EXERCISE INSTRUCTIONS => In the entries below, how many lines contain the string "JSON"? Respond with the number only.

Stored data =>
#####

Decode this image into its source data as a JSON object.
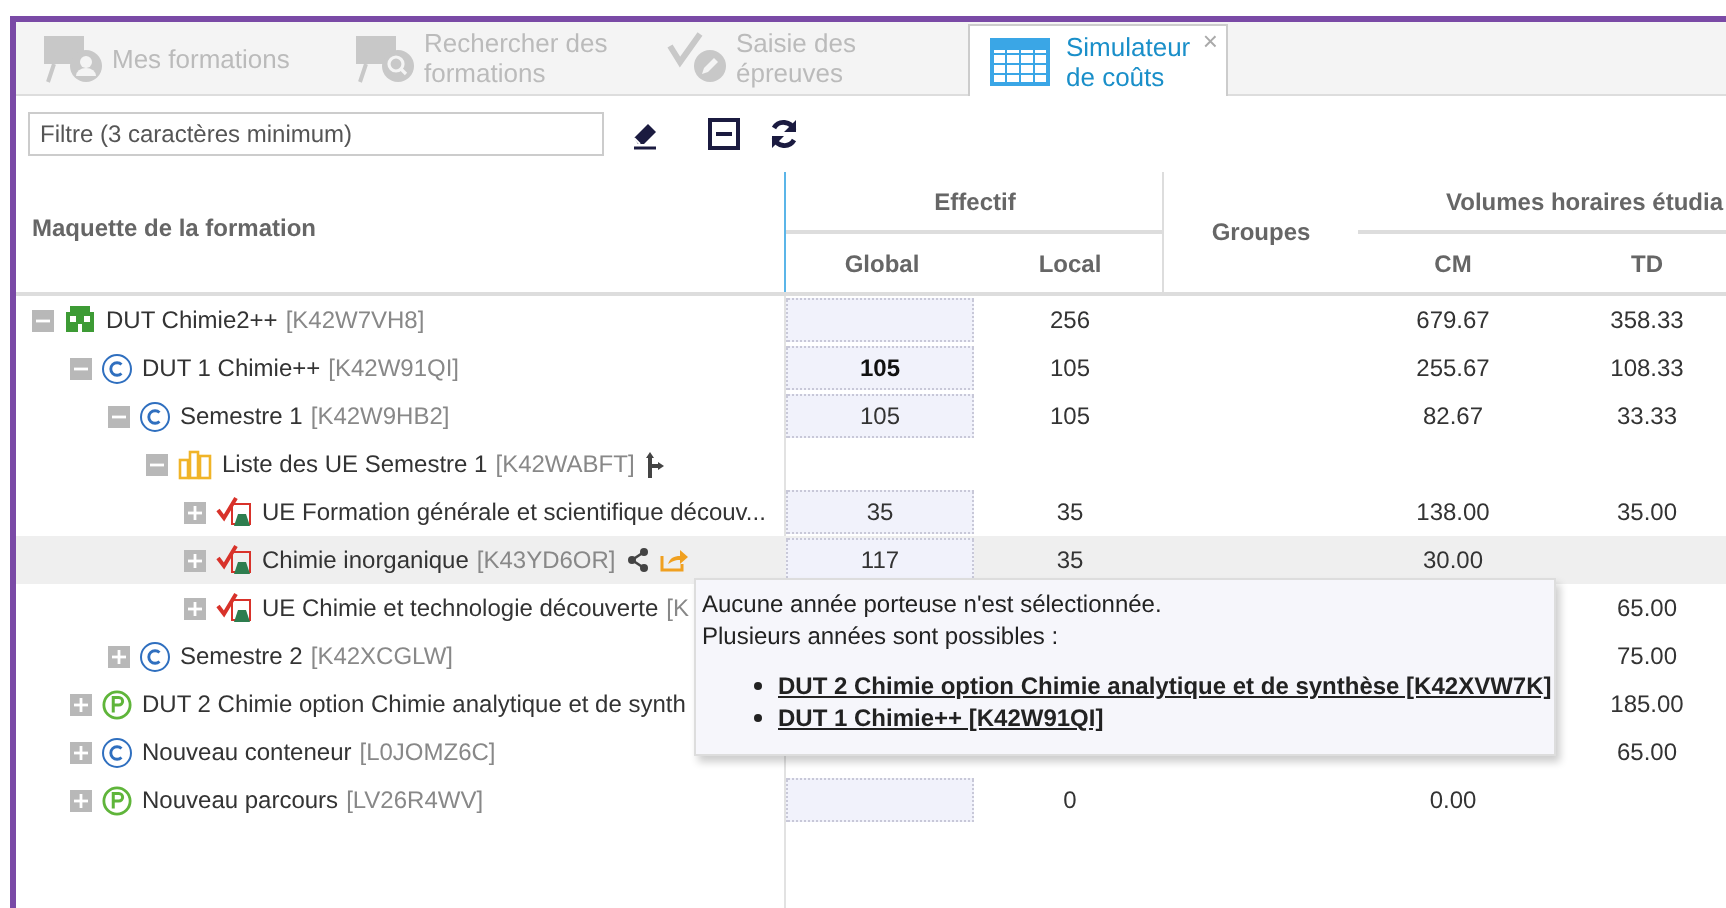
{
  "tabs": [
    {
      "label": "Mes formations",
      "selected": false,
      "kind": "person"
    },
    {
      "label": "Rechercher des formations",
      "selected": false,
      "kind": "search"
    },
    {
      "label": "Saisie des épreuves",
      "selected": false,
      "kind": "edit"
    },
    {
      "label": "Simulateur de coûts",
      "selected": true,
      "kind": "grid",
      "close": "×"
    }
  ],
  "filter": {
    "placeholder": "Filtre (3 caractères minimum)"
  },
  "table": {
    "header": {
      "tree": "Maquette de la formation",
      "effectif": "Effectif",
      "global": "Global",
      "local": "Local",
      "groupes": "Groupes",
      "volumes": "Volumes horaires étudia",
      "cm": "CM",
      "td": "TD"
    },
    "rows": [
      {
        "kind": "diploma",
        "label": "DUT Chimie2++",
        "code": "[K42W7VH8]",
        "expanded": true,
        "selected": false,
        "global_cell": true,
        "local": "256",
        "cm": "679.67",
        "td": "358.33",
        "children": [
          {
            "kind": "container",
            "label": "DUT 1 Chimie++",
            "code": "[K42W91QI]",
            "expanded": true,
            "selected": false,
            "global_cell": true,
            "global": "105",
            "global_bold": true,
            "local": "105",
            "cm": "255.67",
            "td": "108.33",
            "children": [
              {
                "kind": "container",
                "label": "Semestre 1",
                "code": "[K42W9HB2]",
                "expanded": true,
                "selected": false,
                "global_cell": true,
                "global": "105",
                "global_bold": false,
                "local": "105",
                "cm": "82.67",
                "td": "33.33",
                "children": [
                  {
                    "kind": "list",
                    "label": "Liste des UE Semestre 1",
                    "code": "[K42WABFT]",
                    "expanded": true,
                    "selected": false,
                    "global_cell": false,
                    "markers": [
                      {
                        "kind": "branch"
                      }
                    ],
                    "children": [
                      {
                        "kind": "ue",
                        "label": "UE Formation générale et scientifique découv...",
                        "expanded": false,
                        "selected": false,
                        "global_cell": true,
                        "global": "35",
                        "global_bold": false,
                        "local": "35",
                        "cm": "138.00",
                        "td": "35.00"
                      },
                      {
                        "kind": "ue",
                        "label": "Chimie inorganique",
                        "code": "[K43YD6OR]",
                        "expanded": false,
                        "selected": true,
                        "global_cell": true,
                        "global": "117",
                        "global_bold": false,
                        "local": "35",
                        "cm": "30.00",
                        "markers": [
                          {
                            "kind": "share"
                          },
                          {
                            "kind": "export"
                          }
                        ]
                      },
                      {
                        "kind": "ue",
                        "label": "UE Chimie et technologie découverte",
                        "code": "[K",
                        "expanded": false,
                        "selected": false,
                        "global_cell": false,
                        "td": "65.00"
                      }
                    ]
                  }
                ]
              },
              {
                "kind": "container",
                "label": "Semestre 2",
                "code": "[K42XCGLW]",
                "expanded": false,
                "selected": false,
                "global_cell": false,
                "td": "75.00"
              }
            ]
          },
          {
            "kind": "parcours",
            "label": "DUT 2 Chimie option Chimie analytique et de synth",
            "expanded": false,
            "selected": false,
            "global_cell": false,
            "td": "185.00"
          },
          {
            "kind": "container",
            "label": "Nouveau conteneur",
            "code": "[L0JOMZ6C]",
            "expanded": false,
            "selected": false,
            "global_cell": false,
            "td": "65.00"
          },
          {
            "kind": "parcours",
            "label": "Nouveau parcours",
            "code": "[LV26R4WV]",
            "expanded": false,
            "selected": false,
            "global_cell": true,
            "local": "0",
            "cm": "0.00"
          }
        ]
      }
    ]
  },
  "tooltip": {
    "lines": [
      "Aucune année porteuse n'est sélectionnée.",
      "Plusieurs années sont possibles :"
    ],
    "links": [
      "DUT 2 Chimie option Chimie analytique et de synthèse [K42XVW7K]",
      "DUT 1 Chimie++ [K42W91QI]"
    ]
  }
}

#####

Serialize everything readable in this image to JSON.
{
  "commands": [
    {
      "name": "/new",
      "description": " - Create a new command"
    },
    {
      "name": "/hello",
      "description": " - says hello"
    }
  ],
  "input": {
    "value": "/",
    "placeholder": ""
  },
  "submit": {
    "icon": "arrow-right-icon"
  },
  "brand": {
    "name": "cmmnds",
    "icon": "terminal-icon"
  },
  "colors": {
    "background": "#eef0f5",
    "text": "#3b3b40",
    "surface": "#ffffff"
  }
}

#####

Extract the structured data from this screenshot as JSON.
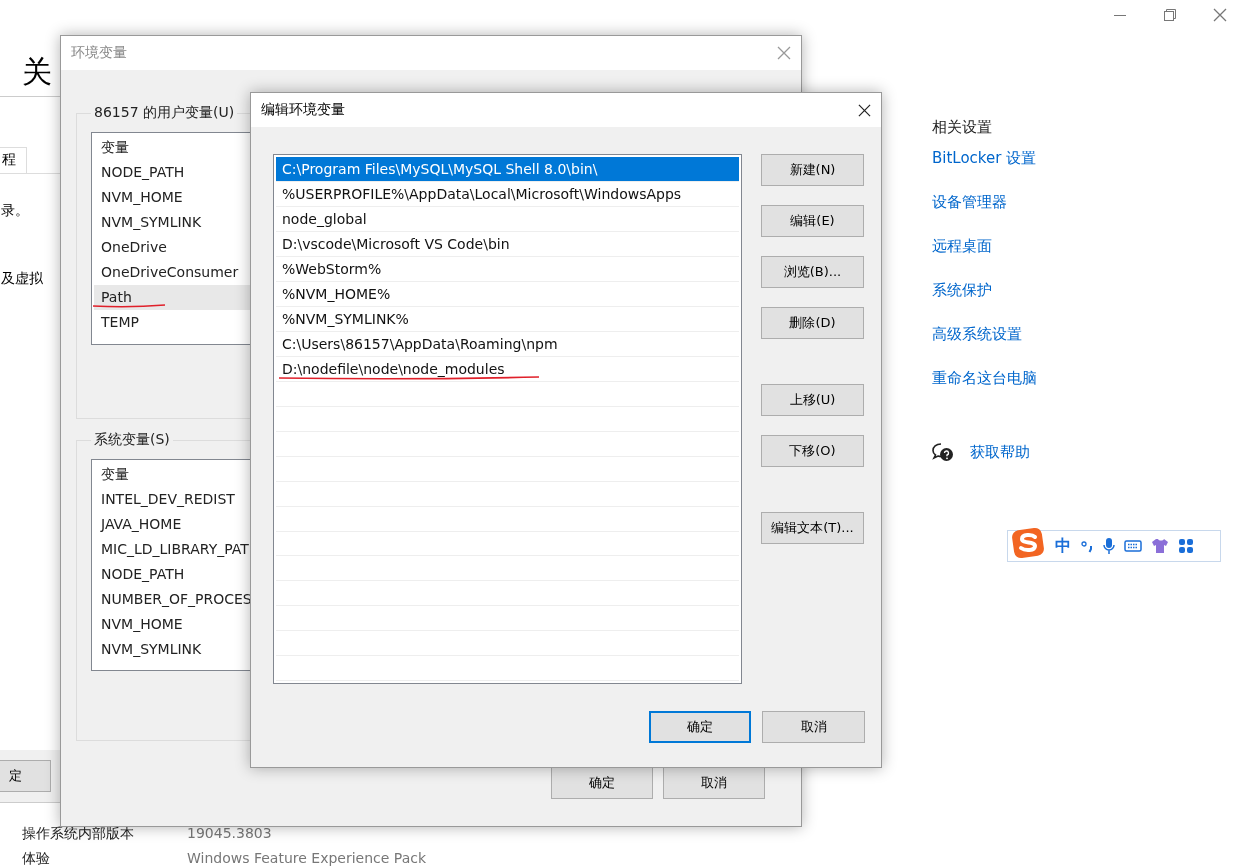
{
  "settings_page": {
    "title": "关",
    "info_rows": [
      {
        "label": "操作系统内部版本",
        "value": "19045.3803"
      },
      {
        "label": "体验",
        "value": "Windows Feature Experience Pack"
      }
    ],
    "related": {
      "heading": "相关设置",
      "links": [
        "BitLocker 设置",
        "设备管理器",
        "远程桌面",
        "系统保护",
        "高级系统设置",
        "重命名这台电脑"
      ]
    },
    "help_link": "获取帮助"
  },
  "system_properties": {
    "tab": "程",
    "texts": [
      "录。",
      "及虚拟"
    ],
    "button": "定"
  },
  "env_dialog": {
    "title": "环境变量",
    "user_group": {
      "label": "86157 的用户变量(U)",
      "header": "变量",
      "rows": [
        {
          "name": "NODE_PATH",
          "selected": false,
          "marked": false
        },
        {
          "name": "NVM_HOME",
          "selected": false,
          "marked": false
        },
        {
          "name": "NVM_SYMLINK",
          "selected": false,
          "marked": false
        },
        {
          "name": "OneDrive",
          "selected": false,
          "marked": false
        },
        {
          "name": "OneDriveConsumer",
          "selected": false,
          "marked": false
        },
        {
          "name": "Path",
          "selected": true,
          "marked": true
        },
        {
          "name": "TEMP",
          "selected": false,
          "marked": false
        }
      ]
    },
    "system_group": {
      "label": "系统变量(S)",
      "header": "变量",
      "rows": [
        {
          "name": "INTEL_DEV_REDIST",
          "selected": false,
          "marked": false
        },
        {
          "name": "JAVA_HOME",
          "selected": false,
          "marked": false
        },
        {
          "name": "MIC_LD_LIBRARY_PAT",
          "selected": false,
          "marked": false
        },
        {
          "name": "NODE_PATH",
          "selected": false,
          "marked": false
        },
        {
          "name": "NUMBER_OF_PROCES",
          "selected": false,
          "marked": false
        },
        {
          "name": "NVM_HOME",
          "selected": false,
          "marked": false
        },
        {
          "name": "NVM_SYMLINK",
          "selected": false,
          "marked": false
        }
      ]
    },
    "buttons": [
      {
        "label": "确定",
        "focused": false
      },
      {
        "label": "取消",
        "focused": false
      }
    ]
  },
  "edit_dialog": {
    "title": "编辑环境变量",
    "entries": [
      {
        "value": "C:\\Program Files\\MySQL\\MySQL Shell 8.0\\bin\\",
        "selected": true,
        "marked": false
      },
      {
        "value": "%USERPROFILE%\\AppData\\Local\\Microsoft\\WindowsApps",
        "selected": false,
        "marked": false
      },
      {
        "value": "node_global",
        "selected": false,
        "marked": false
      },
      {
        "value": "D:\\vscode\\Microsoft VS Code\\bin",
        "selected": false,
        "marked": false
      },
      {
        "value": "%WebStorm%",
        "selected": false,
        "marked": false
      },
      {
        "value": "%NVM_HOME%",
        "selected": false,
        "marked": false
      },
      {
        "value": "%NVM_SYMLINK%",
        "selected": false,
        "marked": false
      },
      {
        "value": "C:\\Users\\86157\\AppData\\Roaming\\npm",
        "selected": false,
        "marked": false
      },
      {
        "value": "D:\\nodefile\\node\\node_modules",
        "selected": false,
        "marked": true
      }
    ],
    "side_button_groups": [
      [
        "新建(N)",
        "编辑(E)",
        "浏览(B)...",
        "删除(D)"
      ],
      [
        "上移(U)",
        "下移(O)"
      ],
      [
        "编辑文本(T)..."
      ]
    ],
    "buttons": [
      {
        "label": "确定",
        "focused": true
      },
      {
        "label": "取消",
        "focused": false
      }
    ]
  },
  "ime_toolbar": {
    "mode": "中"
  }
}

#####

WRITTEN ANSWER => 3